What was the idea of making this live album?
This was the only festival gig which we played this year. The rest was obviously cancelled. And it looks like that next year we are not likely to play anywhere as well. I even don’t know if we will meet with Peter again anytime soon (he lives in Poland and I live in Germany). The organizers of this festival did incredible work to save it and they made it happen against all the odds of 2020. The whole thing was totally unique. So for me this recording is a very precious memory and a symbol. That’s why I decided to publish it.
We are not going to stop doing what we are doing despite the covidalism. I think that is the message of this recording.
What is the difference to your previous albums?
The difference is that this album is dedicated to the handpan. It’s a totally new adventure for me. On previous albums I played a mixed set of different instruments (winds, strings, percussion). For the last four years I took the handpan seriously and came up with new approaches, techniques and ideas. I composed quite a lot of music for the set of handpans. So for me this album is a fascinating journey into the world of singing steel!
Besides that Peter Somos is doing a completely unique work. He plays the whole rhythm section alone in real-time combining percussion set and keyboard bass. He is the only person in the world who can do this afaik. As a result our duo sounds like a full band.
What instruments are played?
I play 3 custom made double-sider handpans. It was my idea for quite some time to have handpans with two different scales on different sides and no tuning hole. The purpose of that was to have a mobile set to travel with, so i would have not just 3 different scales with me on the road but 6. However double-sider handpans appeared to be very hard to make. But I managed to convince 3 different makers to produce them for me.
Also in one song I play Russian folk instrument which we call kalyuka. It’s an overtone flute without playing holes.
The tradition of playing this instrument is unfortunately lost completely in Russia.
Peter plays percussion set, cajon, riq, udu and the keyboards. The drum set is also very unusual. We constructed it from the number of different percussion instruments. Peter plays with broomsticks, not with the normal drum sticks. Handpan is a very tricky instrument to combine with other instruments. In many cases it kind of disappears in the band setting. So it took us some time to design the drum set which wouldn’t interfere with the handpans soundwise and volume wise. And I’m very happy with the final result.
What has inspired you?
I listen to a lot of traditional music from all around the world. Also jazz fusion, contemporary classical, prog.
I’m trying to adapt various techniques from different traditional percussion to the handpan and also expand the harmonic language of this otherwise limited instrument by combining 3 of them together. The inspiration for that of course comes from the music I love listening to. Since there’s no tradition behind the handpan and it’s a very new instrument, there’s a huge field for innovation and it’s very inspiring.

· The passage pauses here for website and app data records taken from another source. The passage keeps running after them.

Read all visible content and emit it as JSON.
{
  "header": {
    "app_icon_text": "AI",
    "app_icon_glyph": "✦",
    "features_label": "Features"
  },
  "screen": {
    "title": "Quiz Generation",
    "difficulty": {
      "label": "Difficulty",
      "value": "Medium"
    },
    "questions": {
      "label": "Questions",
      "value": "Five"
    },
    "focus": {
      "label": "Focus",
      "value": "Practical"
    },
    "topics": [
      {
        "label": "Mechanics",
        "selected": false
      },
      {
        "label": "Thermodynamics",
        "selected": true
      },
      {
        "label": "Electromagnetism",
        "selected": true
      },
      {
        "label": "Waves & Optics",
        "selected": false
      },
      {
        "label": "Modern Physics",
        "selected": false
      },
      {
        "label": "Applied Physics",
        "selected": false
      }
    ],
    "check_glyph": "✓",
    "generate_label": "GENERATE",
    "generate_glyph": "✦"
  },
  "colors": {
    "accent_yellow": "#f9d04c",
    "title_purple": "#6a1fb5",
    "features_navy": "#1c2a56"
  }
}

Tell me about you.
I’m from Siberia, Russia and now I’m based in Berlin. I am a multi-instrumentalist and my main instruments in the past were various ethnic strings and woodwinds. I also have quite a few self-made and self-developed instruments. I have recorded 12 albums of very different music to date. I was also involved quite a lot with the sampling, producing my own virtual instruments and MIDI programming from the end of 90s when I got my first computer. Now it’s called sound design but this term didn’t exist then. My own term is “sound microsurgery”
Tell me about Peter Somos.
Peter is a multi-talented musician. I think he is a genius! He’s equally good on the drum set, middle eastern percussion, keyboards and he even plays electric bass on a very good professional level. His broad musical vocabulary and understanding of different musical traditions together with his systematic musical knowledge makes him a perfect companion for me. Our musical tastes are also very similar.
What is your favorite track?
Oh it’s hard to choose:) In case of this particular live performance it’s “Kuaroa” (#1).
Do you play kind of traditional music, or what are the roots of your music?
I would say my music was always inspired by traditional cultures all over the world but it’s all original self-composed material which has also strong influence from many contemporary music styles.
What are your thoughts about the pandemic?
Well, I’m from the totalitarian country. And what’s going now is utterly familiar for me. We’ve had a very similar political system in USSR. I loved Europe and Germany because of its freedom. That’s why I moved here 13 years ago. And It’s a pity that the totalitarian regime is coming here now. I call it post-democratic covidalism. It’s up to us now though if it will succeed.
What else do you want to say?
I wish everybody to stay sane in the time of insane